## EXERCISE REQUIREMENTS:
For the entries that follow, count the lines containing the string "Width" and write only the number.

..........

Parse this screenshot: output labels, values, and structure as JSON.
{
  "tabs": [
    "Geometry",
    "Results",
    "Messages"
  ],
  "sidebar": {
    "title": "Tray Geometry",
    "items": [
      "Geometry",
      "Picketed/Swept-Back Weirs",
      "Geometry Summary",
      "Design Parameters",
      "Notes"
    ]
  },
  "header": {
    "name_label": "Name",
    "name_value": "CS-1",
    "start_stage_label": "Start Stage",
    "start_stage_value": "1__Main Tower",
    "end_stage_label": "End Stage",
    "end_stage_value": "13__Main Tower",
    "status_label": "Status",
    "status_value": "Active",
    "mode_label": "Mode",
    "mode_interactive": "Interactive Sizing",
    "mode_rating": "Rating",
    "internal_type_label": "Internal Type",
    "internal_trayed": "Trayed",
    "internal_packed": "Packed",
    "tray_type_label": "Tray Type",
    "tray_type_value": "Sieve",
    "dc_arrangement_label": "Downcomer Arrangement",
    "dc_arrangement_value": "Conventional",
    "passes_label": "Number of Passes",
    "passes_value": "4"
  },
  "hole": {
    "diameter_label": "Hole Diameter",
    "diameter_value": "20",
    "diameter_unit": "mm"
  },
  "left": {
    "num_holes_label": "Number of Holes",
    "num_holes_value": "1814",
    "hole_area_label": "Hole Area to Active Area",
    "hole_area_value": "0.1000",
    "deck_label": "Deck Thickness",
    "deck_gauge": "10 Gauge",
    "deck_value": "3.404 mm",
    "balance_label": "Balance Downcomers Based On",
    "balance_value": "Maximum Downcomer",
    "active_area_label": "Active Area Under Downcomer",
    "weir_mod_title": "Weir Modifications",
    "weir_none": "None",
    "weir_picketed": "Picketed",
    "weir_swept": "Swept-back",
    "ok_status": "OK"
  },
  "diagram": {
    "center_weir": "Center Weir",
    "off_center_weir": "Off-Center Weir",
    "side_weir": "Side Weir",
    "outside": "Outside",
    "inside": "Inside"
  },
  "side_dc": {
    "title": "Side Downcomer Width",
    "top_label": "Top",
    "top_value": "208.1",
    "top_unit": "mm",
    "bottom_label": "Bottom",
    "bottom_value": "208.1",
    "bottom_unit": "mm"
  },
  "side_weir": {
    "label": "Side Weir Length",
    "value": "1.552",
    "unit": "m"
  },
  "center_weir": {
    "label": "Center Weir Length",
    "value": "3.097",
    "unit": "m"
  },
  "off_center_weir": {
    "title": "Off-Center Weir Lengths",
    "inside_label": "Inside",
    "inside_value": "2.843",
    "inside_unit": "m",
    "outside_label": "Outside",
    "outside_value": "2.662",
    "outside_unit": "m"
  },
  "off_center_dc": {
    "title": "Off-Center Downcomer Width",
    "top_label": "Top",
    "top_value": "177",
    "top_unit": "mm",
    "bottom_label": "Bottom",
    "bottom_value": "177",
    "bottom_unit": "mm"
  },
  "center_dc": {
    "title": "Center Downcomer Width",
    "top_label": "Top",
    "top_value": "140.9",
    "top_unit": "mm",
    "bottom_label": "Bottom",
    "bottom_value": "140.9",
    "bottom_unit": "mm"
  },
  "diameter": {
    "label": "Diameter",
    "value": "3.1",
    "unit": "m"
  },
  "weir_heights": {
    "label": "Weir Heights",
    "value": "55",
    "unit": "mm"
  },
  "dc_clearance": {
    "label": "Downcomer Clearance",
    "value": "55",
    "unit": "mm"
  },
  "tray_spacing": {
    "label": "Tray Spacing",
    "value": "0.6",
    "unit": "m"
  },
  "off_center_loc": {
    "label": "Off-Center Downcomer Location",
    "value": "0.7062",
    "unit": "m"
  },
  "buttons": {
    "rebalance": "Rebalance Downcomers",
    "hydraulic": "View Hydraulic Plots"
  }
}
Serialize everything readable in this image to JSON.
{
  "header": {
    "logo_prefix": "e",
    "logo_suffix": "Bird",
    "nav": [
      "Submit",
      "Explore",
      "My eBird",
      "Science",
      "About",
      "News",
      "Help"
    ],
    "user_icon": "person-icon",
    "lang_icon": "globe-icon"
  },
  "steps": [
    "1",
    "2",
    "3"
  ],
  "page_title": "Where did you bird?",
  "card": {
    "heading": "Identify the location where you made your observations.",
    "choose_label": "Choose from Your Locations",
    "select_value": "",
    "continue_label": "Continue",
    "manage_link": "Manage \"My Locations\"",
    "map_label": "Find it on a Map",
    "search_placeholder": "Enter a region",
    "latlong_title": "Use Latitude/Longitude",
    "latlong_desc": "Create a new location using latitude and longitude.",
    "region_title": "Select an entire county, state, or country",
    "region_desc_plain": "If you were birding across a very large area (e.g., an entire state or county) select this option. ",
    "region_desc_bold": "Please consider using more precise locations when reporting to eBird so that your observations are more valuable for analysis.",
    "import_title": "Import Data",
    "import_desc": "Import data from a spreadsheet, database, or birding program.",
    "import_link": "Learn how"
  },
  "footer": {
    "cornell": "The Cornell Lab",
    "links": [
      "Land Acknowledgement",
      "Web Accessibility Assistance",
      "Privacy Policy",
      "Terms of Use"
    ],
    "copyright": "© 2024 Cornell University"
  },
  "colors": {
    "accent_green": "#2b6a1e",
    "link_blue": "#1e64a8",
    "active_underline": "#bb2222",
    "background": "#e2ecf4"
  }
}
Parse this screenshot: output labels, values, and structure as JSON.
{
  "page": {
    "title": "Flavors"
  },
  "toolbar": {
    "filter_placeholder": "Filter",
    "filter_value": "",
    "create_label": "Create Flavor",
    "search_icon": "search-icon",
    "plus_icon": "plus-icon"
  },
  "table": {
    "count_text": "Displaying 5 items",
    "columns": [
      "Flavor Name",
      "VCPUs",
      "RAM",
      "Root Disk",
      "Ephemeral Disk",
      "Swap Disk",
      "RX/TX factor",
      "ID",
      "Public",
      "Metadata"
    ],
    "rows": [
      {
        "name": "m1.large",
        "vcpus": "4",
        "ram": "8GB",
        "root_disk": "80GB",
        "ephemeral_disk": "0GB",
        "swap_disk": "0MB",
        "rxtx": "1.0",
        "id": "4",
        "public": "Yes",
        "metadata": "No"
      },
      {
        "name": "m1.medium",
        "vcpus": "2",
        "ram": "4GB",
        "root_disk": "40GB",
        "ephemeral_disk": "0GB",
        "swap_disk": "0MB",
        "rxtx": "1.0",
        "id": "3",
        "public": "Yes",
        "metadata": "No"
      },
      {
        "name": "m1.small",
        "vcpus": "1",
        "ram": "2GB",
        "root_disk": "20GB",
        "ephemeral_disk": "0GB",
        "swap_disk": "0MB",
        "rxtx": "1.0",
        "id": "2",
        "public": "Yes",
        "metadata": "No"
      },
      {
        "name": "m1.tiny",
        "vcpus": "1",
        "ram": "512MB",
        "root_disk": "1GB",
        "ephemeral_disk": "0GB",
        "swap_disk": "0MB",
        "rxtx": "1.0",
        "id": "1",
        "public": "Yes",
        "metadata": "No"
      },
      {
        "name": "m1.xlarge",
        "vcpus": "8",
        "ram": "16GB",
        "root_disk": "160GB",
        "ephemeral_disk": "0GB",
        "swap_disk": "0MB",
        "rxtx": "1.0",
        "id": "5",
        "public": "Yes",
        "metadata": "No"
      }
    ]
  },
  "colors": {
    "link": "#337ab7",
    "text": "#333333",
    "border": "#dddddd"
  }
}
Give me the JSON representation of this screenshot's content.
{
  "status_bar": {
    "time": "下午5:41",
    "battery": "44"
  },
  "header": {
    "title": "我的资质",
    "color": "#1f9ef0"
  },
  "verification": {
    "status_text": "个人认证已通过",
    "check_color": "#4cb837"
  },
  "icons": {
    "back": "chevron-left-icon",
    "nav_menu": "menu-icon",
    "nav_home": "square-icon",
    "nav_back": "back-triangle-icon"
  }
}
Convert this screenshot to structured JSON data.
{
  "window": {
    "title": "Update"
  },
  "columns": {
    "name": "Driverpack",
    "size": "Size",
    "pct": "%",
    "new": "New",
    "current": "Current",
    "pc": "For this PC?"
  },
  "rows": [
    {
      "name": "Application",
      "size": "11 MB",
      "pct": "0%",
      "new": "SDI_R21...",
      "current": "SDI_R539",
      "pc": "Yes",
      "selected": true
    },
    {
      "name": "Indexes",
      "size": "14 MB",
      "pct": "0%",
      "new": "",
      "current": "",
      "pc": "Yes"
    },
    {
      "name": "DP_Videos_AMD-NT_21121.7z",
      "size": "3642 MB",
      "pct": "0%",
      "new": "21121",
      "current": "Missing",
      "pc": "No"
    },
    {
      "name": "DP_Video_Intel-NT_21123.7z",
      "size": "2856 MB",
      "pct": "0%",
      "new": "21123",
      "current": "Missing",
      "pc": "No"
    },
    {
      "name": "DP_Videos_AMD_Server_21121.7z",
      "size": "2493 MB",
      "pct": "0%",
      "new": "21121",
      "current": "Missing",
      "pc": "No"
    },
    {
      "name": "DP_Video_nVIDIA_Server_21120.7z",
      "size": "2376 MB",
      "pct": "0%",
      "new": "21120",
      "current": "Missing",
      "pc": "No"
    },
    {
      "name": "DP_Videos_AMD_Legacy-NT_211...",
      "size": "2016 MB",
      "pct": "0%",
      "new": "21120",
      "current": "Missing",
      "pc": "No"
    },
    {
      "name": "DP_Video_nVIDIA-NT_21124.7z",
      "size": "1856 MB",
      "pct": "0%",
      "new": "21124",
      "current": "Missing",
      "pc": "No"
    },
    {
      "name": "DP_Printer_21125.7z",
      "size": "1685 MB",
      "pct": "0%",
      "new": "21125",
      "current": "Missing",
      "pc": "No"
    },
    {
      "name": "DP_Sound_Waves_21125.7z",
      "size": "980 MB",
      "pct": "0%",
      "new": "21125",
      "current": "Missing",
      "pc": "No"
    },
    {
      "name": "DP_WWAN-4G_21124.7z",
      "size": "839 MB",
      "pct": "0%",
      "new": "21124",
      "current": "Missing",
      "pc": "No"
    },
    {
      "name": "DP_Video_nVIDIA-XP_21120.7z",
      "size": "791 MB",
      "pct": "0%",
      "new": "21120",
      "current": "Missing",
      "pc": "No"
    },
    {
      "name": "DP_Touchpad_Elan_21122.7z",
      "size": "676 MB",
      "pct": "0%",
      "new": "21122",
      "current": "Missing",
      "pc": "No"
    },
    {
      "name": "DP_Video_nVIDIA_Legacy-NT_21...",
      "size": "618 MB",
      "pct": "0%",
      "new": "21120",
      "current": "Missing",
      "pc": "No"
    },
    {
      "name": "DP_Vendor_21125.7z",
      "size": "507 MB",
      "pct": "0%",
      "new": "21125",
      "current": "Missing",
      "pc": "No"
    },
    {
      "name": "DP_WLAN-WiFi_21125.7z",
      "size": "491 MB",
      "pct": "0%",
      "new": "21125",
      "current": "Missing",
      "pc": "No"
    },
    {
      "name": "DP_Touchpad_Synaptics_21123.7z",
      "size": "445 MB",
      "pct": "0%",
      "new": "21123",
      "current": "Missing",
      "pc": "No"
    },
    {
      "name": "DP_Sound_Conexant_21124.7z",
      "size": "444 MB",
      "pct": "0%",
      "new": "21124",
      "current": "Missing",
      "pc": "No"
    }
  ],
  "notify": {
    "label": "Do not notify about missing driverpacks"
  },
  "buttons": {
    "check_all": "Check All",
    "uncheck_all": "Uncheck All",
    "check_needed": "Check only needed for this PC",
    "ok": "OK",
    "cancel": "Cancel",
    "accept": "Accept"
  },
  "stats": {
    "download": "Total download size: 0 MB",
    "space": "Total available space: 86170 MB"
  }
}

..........

## SOLUTION FOR THIS EXERCISE:
3